Objective: We conducted a randomized trial among emergency department patients with migraine to determine the relative impact on migraine-associated symptoms of hydromorphone, an opioid, versus prochlorperazine, an antidopaminergic antiemetic. Methods: This was a post hoc analysis of data from a double-blind study registered at http://clinicaltrials.gov (NCT02389829). Patients who met International Classification of Headache Disorders, 3rd edition criteria for migraine without aura or for probable migraine without aura were eligible for participation. Participants received either hydromorphone 1 mg IV or prochlorperazine 10 mg IV plus diphenhydramine 25 mg IV and could receive a second dose of the same medication 1 h later if needed. The outcomes were sustained relief of nausea, photophobia, and phonophobia. Results: A total of 127 patients were enrolled, of whom 63 received prochlorperazine and 64 received hydromorphone.
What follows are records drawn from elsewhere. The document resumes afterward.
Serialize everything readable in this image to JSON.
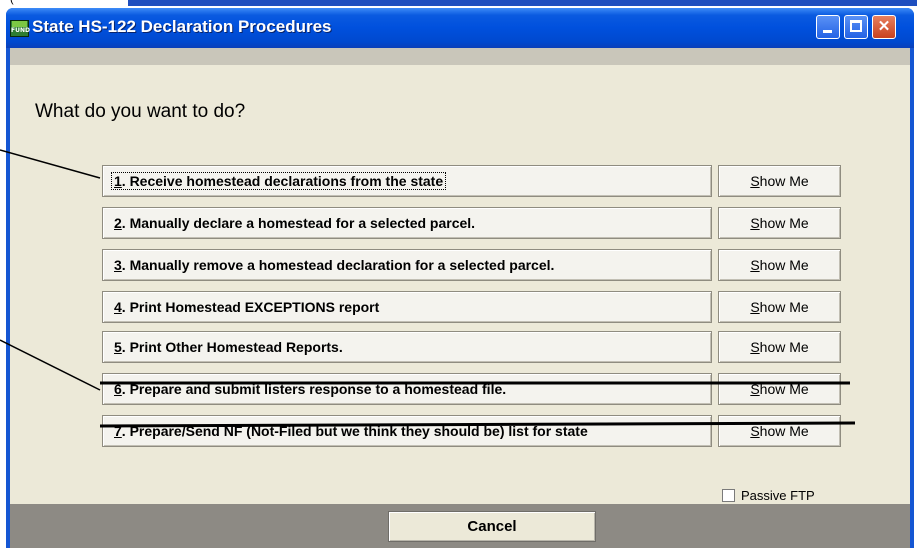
{
  "top_fragment": "(",
  "window": {
    "title": "State HS-122 Declaration Procedures",
    "icon_text": "FUND",
    "buttons": [
      "minimize-icon",
      "maximize-icon",
      "close-icon"
    ]
  },
  "prompt": "What do you want to do?",
  "options": [
    {
      "num": "1",
      "text": ". Receive homestead declarations from the state",
      "focused": true,
      "struck": false
    },
    {
      "num": "2",
      "text": ". Manually declare a homestead for a selected parcel.",
      "focused": false,
      "struck": false
    },
    {
      "num": "3",
      "text": ". Manually remove a homestead declaration for a selected parcel.",
      "focused": false,
      "struck": false
    },
    {
      "num": "4",
      "text": ". Print Homestead EXCEPTIONS report",
      "focused": false,
      "struck": false
    },
    {
      "num": "5",
      "text": ". Print Other Homestead Reports.",
      "focused": false,
      "struck": false
    },
    {
      "num": "6",
      "text": ". Prepare and submit listers response to a homestead file.",
      "focused": false,
      "struck": true
    },
    {
      "num": "7",
      "text": ". Prepare/Send NF (Not-Filed but we think they should be) list for state",
      "focused": false,
      "struck": true
    }
  ],
  "show_me": {
    "accel": "S",
    "rest": "how Me"
  },
  "passive_ftp": {
    "label": "Passive FTP",
    "checked": false
  },
  "cancel_label": "Cancel",
  "colors": {
    "titlebar": "#0050dd",
    "dialog_bg": "#ece9d8",
    "footer": "#8d8a84",
    "close_button": "#c8411f"
  }
}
Of 49 patients in the prochlorperazine arm who reported nausea at baseline, 34 (69.4%) reported complete resolution without relapse versus 15/49 (30.6%) in the hydromorphone arm (absolute risk reduction [ARR] = 38.8%, 95% CI: 20.5%–57.0%, p < 0.001). Of 55 patients in the prochlorperazine arm who reported photophobia at baseline, 23 (41.8%) reported complete resolution without relapse versus 13/62 (20.9%) patients treated with hydromorphone (ARR = 20.8%, 95% CI: 4.3%–37.3%, p = 0.014). Of 56 patients in the prochlorperazine arm who reported phonophobia at baseline, 25 (44.6%) reported complete resolution without relapse versus 16/59 (27.1%) in the hydromorphone arm (ARR = 17.5%, 95% CI: 0.3%–34.8%, p = 0.049). For adverse events, three patients in the prochlorperazine arm reported anxiety or restlessness, and nine patients in the hydromorphone arm reported dizziness or weakness. Conclusions: Prochlorperazine plus diphenhydramine is more efficacious than hydromorphone for the treatment of migraine-associated symptoms.
ASJC Scopus subject areas
- Clinical Neurology